THE PROBLEM: Count up the lines below where the word "value" shows up, and respond with the number alone.

------

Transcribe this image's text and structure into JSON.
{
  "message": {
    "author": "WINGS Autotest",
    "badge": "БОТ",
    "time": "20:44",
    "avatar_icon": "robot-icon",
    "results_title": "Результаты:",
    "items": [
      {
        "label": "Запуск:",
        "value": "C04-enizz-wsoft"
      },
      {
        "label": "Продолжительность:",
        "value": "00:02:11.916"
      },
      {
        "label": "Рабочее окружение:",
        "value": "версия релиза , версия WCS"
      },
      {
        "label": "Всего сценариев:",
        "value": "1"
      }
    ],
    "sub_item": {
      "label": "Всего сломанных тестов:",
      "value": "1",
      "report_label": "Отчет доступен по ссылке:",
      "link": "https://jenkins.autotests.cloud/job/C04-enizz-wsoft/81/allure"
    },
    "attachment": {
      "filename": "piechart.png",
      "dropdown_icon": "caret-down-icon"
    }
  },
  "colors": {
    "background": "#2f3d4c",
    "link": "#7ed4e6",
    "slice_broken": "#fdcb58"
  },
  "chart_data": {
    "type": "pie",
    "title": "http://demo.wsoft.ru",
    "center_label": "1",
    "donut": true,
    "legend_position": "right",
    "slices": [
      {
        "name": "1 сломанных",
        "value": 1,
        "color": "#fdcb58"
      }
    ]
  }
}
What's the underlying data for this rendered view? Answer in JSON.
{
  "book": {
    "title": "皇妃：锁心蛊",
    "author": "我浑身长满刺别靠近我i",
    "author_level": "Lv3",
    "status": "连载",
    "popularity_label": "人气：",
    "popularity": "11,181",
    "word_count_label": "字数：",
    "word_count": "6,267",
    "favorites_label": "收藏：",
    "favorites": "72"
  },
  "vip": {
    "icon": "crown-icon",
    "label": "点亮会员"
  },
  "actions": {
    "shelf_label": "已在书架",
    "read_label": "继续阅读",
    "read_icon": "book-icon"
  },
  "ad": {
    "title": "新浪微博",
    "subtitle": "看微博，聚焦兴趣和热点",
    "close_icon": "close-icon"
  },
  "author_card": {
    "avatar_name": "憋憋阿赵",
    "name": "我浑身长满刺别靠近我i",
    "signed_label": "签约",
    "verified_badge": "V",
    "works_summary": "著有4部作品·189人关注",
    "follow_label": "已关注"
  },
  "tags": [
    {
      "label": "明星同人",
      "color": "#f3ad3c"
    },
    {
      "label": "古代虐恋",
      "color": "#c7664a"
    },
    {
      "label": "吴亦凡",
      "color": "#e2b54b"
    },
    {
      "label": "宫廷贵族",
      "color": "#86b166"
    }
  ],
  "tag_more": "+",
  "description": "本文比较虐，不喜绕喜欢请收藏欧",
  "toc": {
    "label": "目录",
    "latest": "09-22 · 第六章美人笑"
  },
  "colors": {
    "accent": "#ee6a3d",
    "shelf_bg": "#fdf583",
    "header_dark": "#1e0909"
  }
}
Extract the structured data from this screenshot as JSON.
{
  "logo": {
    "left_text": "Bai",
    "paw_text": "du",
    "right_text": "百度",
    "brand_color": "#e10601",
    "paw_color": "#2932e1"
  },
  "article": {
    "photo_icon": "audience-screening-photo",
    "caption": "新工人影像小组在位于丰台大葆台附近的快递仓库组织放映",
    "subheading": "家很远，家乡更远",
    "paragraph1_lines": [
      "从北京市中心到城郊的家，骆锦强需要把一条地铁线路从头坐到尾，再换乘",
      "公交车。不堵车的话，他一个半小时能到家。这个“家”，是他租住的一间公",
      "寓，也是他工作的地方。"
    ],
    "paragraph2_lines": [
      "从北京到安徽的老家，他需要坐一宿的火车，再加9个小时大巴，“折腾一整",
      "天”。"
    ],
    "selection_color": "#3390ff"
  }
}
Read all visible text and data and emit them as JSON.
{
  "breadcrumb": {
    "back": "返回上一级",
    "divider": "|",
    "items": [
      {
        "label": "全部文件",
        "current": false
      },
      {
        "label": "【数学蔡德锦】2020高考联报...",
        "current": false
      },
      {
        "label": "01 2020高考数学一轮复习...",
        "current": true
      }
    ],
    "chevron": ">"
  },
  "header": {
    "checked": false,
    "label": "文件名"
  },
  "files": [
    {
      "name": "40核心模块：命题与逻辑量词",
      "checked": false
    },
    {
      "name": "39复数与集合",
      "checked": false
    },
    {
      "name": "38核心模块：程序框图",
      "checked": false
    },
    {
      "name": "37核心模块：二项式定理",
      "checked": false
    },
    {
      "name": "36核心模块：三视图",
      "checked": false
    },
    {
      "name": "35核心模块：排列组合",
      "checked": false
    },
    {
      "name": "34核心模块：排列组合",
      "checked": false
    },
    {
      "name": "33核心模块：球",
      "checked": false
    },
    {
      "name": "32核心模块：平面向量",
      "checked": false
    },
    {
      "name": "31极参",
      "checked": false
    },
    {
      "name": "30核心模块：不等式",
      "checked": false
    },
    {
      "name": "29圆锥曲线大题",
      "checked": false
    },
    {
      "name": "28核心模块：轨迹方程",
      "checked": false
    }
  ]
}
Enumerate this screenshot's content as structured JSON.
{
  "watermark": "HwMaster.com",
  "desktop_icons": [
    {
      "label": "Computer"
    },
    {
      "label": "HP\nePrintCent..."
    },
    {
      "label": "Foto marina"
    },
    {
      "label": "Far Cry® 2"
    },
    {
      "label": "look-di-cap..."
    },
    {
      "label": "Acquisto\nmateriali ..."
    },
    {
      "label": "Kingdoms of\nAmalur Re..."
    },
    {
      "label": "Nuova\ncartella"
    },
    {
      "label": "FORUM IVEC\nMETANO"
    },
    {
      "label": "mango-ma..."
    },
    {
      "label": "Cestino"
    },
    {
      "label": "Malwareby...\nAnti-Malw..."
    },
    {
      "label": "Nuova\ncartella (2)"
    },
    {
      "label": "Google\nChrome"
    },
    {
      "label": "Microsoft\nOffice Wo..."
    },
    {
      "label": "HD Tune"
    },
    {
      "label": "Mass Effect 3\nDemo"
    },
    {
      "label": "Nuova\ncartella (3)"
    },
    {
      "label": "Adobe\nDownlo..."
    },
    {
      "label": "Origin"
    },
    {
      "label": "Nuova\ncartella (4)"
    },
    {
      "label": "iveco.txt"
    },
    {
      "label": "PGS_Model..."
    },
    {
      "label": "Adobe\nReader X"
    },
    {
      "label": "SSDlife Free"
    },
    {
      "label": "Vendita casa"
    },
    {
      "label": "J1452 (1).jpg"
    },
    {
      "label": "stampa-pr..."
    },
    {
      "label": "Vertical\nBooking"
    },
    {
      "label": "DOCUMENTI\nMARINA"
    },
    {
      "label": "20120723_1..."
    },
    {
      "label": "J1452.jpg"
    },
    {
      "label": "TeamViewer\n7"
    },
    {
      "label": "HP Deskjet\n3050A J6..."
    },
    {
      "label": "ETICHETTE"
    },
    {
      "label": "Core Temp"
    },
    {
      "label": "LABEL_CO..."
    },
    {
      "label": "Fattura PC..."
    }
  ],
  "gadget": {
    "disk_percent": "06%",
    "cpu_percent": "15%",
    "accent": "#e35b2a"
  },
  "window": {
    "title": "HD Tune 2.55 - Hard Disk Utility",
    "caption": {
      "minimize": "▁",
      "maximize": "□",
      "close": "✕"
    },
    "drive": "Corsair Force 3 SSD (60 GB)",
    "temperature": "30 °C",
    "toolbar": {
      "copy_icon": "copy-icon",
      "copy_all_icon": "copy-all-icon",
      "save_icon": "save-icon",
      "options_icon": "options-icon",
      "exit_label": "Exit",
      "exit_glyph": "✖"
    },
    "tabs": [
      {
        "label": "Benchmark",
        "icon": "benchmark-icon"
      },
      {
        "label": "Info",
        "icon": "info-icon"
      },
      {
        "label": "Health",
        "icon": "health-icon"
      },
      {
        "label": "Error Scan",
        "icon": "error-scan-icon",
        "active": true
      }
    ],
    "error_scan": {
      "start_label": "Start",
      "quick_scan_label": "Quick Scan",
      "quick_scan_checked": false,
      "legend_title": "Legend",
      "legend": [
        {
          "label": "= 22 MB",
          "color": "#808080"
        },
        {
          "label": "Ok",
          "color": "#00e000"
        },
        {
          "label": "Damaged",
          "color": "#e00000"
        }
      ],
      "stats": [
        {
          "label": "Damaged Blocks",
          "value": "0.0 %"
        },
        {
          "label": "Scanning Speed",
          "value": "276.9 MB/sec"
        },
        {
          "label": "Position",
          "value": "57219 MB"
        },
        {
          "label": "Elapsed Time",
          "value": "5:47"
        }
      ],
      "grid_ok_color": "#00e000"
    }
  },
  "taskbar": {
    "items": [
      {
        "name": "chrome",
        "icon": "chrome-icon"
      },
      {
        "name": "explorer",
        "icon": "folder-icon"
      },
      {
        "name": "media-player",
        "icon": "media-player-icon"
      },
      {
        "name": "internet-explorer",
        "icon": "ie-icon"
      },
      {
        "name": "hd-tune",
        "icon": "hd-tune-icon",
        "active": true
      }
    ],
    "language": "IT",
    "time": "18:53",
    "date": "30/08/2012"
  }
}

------

YOUR SOLUTION: 10